Weaver Press Book Launch: 30th November 2006
Strife, a novel by Shimmer Chinodya
Speech given by Ignatius Mabasa, poet and writer, to launch the book.
Strife! Writing is also another form of strife. Writers write from inspiration, from imagination, from society, madness, etc. They write in privacy – so many lonely days – and nights conversing, arguing and fighting with characters – some rude, some foolish and so forth. Some characters want to lead when they are not supposed to, some refuse to talk when they are supposed to – and some may be murdered by the writer, although some, off course, die because they must die. So there is also blood on the hands of a writer!
When all is said and done, and the story is finished – readers and non-readers, reviewers, academics and the public all come in with their views about how they think the story should have turned out, how the characters should (or should have) behave(d), what they should have said to who and when. Wait, even before all that, writers try to avoid questions invading their peace – questions such as – so when is the next novel appearing? Will it be as good as the last one? Suddenly, writing becomes a game whereby the spectators or readers score more goals than the players on the pitch!

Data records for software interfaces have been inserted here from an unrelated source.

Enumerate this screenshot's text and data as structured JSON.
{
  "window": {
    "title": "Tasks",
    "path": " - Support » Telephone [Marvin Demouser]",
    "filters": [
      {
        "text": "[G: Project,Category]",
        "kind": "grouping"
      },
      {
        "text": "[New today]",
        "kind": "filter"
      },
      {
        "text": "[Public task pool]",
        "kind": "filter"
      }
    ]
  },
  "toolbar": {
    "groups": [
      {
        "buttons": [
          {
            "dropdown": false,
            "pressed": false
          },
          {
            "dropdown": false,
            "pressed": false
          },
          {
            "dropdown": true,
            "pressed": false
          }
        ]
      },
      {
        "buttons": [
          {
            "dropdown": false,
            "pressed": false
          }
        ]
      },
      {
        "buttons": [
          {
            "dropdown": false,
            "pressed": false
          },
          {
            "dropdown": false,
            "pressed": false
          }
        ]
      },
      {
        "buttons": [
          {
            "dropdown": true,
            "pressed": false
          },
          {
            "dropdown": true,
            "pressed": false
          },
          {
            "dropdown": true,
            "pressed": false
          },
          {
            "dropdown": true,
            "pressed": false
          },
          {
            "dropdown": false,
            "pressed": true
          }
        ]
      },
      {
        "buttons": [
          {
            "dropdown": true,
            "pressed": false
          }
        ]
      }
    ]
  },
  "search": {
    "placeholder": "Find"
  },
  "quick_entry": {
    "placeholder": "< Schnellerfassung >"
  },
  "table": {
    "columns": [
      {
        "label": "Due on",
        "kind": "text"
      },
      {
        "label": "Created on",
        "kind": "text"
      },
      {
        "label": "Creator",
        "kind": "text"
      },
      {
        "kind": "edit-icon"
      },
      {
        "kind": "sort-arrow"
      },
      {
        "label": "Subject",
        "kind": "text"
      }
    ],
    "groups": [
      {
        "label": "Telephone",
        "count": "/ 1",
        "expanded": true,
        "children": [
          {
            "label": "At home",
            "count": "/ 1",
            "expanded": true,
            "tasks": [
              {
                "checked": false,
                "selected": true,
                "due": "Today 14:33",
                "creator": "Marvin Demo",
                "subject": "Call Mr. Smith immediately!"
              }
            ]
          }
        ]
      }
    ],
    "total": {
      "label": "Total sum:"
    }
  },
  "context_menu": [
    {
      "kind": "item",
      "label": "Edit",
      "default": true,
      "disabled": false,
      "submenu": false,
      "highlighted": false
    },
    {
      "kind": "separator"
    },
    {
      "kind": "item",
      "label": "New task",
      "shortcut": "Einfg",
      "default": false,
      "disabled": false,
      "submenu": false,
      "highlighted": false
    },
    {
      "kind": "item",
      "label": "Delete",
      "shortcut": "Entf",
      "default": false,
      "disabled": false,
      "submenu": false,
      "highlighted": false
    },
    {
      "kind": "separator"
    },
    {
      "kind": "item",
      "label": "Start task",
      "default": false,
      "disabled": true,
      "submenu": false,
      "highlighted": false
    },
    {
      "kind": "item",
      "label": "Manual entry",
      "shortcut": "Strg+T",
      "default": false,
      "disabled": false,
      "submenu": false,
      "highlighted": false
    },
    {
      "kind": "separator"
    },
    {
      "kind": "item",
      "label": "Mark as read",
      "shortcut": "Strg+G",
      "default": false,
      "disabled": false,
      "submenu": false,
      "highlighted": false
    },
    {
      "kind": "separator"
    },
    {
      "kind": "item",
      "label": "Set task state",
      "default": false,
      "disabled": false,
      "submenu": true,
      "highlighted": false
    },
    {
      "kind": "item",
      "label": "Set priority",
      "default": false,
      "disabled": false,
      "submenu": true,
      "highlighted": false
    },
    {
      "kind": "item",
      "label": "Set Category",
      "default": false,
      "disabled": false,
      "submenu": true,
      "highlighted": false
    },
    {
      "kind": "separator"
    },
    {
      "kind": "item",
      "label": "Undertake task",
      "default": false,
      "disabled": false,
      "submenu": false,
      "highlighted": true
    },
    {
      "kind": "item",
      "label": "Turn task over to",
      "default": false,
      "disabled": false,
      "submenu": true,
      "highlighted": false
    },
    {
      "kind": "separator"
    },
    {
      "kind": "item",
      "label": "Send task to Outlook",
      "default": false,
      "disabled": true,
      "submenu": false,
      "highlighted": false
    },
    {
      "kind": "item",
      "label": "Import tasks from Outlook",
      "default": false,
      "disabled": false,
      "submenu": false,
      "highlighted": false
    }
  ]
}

Tonight, I am not here to tell you what I think Shimmer’s novel should have been like. I am here to talk about writing, and to congratulate Shimmer on successfully telling a story that is difficult to tell – even harder to express in a foreign language. Nyaya dzengozi, kuripa, minyama, midzimu, huroyi, zvidhoma – are stories that continue to puzzle us Africans even as we embrace our modern lifestyles. He writes of matters that still fascinate us and create a great deal of discussion when they are reported in the local media. Shimmer seems to be asking the question: Can’t we, as Africans, detach ourselves from the religion of our people? Is it true to say that to detach ourselves is to be cut off from our roots, our foundation, the context of our security, our kinships and the entire group of those who make us aware of our own existence?
Is life itself a curse? Do the dead wield power and control over the living? What is the point of libations and ceremonies that are supposed to pacify the dead when they don’t help?
Zimbabwe today has many writers’ organisations and pseudo-writers, part-time writers, professional writers, retired writers, women writers, budding writers as well as non-writing writers. Of these many writers we have, very few show the ease and self-mastery and simple freshness some of us are always looking for in novels. I believe good literature is finally determined by the serious reading public, and is certainly not based on any one person’s opinion.
I enjoyed reading Strife and was at the same time devastated by the debris of cultural orphans left groping for the meaning of life. I said to myself, maybe the meaning of life for Shimmer’s characters is in Christianity, which surprisingly Shimmer only makes reference to in passing compared to the detailed manner in which he delves into the bira ceremonies. Judging by the strife in this novel, I could not help feel that it confirms the words of the preacher in Ecclesiastes that all is vanity. According to the Amplified Bible, The book of Ecclesiastes is the book of the natural man whose interests are confined to the unstable, vanishing pleasures and empty satisfactions of those who live merely "under the sun". The natural man is not aware that all the affirmative answers to life are to be found in Him Who is above, not "under", the sun. The natural man grovels in the dust and finds only earthworms, while the spiritual man may soar on wings like eagles (Isa. 40:31) above all that is futile and disappointing, and may live in the consciousness of God's companionship, favour, and incomparable, everlasting rewards.
Strife is not a low fat, sugar-free, diet food. It is a window to African thinking and beliefs. The philosophy is deep. Shimmer has a touch of sincerity that has now become his trademark and will tickle you to the marrow. Take a quick read of the last chapter – how the story ends as a stage play with Godi Gwanangara to conversing with Tradition, Fatalism, Shame, Modernity, Education and others….
None of us has the power to create reputations, and this includes the generations preceding us. In general, like one Chinese scholar put it, writing should be like sailing clouds and flowing water. It has no definite (required) form. It goes where it has to go and stops where it cannot but stop. One thus has a natural style, with all its wayward charms. If a story is not beautiful, it will not be read far and wide. In writing, some of us are looking for the successful expression of an idea which Shimmer here has done very well, I think.
And as for academic honours, these are in the hands of my learned friends from the universities. I think I have played my part and now want Shimmer to autograph my copy.
Copyright © Ignatius Mabasa, Harare, Zimbabwe